*** Block opens ***

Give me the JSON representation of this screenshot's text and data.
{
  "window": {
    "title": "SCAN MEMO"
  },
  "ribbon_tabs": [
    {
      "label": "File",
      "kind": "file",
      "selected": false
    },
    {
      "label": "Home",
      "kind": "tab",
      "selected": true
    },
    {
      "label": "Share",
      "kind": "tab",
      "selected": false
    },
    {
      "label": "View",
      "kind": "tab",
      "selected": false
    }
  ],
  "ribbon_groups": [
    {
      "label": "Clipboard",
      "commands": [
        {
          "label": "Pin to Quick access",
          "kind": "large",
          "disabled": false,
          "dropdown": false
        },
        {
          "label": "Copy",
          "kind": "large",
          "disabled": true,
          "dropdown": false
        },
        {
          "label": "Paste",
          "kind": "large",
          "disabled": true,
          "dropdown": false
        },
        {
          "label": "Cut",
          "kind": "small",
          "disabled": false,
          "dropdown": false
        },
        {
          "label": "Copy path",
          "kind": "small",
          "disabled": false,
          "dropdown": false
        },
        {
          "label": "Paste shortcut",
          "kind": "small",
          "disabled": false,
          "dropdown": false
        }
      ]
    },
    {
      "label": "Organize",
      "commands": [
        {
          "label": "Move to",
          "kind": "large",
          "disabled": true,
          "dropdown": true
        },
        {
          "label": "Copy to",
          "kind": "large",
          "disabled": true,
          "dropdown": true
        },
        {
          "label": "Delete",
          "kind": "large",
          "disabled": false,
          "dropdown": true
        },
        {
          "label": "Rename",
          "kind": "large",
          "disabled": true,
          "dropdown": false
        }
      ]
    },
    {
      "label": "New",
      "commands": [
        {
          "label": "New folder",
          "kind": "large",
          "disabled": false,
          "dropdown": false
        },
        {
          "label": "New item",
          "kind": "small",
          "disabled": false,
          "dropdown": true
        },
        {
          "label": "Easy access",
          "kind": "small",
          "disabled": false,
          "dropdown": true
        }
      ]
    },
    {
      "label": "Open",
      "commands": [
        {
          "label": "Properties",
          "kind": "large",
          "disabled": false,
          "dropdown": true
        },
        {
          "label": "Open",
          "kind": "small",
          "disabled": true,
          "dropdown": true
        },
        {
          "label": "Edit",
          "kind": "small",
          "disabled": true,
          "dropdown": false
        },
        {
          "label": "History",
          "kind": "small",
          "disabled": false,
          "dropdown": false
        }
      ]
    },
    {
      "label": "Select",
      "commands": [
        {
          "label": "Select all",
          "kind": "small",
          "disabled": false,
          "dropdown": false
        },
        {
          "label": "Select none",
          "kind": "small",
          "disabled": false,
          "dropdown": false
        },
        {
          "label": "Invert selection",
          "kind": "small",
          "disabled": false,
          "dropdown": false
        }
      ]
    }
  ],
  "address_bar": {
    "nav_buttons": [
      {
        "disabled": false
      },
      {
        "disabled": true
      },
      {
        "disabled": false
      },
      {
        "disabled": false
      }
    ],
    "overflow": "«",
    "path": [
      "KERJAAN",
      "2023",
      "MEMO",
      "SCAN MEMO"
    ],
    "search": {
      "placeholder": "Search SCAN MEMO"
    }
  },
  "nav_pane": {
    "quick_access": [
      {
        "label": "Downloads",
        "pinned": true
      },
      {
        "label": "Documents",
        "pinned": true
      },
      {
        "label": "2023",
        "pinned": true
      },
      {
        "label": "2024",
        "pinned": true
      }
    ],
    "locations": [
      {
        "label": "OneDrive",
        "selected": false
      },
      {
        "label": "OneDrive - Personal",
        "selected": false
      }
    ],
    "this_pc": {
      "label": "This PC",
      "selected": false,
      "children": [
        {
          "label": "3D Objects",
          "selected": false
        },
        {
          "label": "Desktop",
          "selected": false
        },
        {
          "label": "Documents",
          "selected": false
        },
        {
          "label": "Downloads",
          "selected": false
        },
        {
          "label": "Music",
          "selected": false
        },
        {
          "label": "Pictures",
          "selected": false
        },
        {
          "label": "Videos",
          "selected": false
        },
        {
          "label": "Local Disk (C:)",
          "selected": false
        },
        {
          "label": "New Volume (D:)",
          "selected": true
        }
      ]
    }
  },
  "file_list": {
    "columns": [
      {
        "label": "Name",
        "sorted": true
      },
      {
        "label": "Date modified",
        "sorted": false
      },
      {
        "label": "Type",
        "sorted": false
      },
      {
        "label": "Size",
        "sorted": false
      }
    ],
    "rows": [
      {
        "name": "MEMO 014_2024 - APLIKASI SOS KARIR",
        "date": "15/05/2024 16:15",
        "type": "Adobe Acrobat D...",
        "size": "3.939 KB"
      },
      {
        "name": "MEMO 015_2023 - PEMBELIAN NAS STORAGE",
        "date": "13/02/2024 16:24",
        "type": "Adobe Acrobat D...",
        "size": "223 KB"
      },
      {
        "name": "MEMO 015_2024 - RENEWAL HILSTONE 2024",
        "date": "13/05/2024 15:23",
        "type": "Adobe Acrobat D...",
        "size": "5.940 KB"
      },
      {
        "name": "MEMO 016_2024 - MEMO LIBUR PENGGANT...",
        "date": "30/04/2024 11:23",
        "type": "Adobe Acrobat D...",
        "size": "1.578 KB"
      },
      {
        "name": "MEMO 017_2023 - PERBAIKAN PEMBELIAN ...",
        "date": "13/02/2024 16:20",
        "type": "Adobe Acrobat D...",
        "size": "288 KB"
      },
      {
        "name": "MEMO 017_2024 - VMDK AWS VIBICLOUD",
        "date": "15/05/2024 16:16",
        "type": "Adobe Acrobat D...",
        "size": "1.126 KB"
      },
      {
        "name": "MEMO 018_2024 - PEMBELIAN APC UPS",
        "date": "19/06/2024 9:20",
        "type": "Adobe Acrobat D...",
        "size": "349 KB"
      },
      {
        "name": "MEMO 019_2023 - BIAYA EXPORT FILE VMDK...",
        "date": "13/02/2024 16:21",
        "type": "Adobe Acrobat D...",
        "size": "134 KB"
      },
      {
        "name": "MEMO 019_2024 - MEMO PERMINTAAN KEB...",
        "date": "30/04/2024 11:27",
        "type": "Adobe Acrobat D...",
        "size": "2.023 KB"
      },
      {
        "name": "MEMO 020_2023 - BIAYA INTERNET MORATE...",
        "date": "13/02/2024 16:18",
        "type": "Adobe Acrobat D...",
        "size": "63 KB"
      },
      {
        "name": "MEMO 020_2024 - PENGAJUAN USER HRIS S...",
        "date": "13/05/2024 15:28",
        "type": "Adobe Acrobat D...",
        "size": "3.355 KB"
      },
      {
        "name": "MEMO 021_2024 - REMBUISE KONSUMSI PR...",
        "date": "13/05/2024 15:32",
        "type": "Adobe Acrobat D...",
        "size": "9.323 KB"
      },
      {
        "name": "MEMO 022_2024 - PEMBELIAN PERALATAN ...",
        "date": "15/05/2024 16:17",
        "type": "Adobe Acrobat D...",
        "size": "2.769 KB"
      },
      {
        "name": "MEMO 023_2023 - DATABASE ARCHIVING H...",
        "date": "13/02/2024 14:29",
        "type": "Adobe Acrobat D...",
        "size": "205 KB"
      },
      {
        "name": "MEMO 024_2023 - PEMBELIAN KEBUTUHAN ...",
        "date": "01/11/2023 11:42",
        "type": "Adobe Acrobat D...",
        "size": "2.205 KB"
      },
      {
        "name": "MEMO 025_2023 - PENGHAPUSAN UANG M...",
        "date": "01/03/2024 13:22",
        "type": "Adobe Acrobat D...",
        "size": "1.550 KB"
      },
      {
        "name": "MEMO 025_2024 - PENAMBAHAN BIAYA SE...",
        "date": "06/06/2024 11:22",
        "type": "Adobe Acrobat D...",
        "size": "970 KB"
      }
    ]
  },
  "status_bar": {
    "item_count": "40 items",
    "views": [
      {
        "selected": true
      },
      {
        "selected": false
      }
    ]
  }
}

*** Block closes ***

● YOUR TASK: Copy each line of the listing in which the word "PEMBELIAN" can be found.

● WRITTEN RESPONSE:
        "name": "MEMO 015_2023 - PEMBELIAN NAS STORAGE",
        "name": "MEMO 017_2023 - PERBAIKAN PEMBELIAN ...",
        "name": "MEMO 018_2024 - PEMBELIAN APC UPS",
        "name": "MEMO 022_2024 - PEMBELIAN PERALATAN ...",
        "name": "MEMO 024_2023 - PEMBELIAN KEBUTUHAN ...",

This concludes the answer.